After the easy hike to the falls, you’ll need to climb down onto the rocks to get to the bottom of the falls, where you can enjoy the exhilarating spray and mist of the massive falling waters.
One of the park’s best hikes is the Collins River Trail, a three-mile loop that is good for families. Another favorite is the 1.6-mile Downstream Trail, which you can pick up at the bottom on the steps next to Twin Falls and take to follow along the river.
Plus there are eight hiking trails, ranging from a quarter mile to three miles. Water lovers also can enjoy the swim beach, boat launches, great fishing, good kayaking spots, tent and RV camping facilities, pavilions, year-round cabins, nature programs, canoe floats, led hikes, history tours, 10 cabins that each sleep as many as 10 people, and a little gift shop in the park office.
The park’s whitewater sections attract professional freestyle kayakers from around the world. There’s also a designated swim beach and nice sandbar on Center Hill Lake, and some ice-cold (60-degree) gorge swimming (they don’t call it the “Ice Hole” for nothing!) near the falls.
Because of the area’s TVA status, water is released on an irregular schedule, and may rise rapidly. Leave the gorge immediately if water begins to rise, or you hear warning sirens.
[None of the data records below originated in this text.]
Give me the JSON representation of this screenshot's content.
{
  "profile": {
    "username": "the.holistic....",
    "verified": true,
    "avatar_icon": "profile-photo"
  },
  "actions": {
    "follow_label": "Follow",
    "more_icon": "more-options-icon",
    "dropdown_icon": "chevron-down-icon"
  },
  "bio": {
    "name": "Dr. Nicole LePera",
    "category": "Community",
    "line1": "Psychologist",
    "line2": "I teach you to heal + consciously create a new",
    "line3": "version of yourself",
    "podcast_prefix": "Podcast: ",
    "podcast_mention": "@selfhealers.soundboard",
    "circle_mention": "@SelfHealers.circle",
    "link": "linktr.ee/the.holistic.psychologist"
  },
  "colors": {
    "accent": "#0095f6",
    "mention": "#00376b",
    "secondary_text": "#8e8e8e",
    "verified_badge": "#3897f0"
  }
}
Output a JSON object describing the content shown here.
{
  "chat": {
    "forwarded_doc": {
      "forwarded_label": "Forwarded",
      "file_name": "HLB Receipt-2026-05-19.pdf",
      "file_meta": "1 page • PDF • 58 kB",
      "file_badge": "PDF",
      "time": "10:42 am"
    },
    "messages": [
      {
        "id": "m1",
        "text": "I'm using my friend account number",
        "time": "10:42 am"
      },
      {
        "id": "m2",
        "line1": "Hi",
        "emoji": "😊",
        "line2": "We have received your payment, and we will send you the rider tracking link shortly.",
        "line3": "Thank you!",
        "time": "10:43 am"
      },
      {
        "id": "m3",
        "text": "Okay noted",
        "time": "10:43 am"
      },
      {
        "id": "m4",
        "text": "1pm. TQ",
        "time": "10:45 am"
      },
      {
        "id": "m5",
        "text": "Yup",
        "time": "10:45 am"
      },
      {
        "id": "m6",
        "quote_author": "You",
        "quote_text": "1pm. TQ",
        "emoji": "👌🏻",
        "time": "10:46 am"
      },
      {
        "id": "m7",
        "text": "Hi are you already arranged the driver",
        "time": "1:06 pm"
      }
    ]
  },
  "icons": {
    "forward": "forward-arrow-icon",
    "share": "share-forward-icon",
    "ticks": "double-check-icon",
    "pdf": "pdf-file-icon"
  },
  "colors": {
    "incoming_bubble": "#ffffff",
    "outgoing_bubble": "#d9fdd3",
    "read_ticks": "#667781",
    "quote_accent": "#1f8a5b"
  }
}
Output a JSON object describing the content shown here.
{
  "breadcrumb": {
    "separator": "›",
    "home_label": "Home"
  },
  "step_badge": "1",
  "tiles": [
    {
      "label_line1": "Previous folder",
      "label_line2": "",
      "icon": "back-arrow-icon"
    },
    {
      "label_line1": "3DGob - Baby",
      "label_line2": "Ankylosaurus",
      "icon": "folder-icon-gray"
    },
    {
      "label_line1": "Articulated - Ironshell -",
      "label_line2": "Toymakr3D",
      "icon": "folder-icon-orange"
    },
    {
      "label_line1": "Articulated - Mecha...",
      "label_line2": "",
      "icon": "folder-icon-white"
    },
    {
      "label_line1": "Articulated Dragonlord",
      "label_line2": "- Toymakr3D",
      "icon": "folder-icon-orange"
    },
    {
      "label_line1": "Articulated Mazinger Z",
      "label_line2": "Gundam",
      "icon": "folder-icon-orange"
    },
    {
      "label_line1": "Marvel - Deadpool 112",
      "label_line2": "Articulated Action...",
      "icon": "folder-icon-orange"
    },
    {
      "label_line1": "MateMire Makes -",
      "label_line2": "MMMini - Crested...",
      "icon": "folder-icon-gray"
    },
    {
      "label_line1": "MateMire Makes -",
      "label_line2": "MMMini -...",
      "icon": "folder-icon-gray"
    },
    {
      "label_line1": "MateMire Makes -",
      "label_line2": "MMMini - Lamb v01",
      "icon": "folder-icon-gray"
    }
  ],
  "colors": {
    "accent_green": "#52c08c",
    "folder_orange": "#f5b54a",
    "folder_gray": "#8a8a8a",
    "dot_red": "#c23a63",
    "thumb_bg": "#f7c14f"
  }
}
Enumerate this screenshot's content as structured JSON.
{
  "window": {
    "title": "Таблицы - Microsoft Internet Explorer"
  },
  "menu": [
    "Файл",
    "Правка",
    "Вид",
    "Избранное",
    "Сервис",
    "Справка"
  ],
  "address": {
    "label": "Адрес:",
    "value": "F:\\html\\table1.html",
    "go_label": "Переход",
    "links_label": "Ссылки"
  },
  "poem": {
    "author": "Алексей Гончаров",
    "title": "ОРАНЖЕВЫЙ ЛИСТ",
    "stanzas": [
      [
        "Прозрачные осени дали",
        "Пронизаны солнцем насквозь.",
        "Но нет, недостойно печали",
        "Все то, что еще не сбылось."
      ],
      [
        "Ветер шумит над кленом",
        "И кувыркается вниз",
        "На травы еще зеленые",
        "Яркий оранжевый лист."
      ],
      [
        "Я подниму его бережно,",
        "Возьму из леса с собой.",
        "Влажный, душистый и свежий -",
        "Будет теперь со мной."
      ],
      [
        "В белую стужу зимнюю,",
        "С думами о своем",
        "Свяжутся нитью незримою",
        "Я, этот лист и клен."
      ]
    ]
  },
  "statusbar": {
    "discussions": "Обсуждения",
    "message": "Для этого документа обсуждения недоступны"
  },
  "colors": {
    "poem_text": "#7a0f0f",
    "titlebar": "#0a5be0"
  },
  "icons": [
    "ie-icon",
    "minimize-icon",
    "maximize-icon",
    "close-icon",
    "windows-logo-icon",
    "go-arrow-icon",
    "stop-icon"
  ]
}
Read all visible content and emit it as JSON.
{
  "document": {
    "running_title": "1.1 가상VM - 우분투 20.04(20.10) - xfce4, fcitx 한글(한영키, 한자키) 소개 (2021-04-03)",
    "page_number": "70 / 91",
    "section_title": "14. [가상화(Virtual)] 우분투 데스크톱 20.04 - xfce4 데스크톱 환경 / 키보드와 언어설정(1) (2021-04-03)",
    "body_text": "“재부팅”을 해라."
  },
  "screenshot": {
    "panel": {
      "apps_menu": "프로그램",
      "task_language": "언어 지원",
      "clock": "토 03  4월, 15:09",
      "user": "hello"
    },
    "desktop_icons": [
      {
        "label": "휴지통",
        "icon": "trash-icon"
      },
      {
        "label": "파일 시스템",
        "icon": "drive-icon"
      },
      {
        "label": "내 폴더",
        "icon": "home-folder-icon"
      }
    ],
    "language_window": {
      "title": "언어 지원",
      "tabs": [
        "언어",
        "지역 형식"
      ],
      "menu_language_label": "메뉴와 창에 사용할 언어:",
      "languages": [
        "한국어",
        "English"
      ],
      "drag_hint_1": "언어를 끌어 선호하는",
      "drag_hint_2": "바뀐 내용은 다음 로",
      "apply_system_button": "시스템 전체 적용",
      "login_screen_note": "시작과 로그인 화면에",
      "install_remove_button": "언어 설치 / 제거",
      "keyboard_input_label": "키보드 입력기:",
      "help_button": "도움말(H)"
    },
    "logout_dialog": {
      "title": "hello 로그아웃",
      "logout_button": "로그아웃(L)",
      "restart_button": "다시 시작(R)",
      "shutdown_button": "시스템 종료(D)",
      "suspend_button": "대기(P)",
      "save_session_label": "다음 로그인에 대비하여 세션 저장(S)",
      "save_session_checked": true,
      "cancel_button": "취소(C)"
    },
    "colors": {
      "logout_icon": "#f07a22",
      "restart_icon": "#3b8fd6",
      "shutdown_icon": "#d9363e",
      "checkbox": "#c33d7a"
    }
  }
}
Watch for slick rocks and swift currents. Swimming or wading is not allowed in all areas from TVA’s powerhouse downstream all the way to the main beach boat ramp, including by the powerhouse, Twin Falls, and Blue Hole due to hidden and deadly currents.
10. Jackson Falls
Jackson Falls, named after Andrew Jackson, is a beautifully sculptured cascade at mile marker 404 on the Natchez Trace. A steep trail (concrete sidewalk) 900 feet long takes you to a wonderfully clear pool at the base of the falls.
Although the falls seem ageless, they aren’t. For thousands of years before the falls existed, Jackson Branch flowed through the high valley, which was isolated from the Duck River below. Then, the flooding Duck River and other erosional agents wore away at the bluffs, cutting a new channel through faults in the rock.
Jackson Falls was created when the diverted stream abandoned its former course, falling into the Duck River some 300 feet below. If you want an easy trail just to see the falls (and not play in the sparkling water below), there’s a gentle ¼ mile trail that leads to an overlook 300 feet (30 stories) above the Duck River.
11. Rattlesnake Falls
Rattlesnake Falls is a little difficult to find, but fortunately you’ve got this map – HERE. Going south on Highway 43, just before you get to State Road 20, you’ll see a turnoff on the left that looks like a private gravel driveway. This is the public access road to the waterfalls, with private, posted land on both sides of the road.
Rattlesnake Falls is a beautiful double falls that slither 50 feet down an overhanging rock face into a picturesque aquamarine pool. Follow the trail to get to the top of the falls. To get to that wonderful aquamarine pool, cross the stream and climb down alongside the waterfall.
The trail is short, only .7 mile, but is steep, rocky, and difficult. Just my kind of trail!
12. Fall Hollow Falls
Just off the Natchez Trace Parkway near Hohenwald, Tennessee, is Fall Hollow, where you’ll find a short trail and a set of wooden bridges to take you across the small creeks. The trail ends at a deck where you can look down at the largest waterfall, Fall Hollow Falls.
Past the deck, the trail becomes rocky and steep, but it’s worth the extra effort to enjoy the raw beauty of Fall Hollow. There are other things you can do right in this area, too. Check out Meriwether Lewis’ grave site, the Dutchtown Alpaca Farm, wineries, historic Hohenwald, go antiquing, and see Amish farms.
This list is by no means all-inclusive. What’s your favorite waterfall within 100 mile radius of Nashville? Please tell us about it in the comments below, and thanks for reading!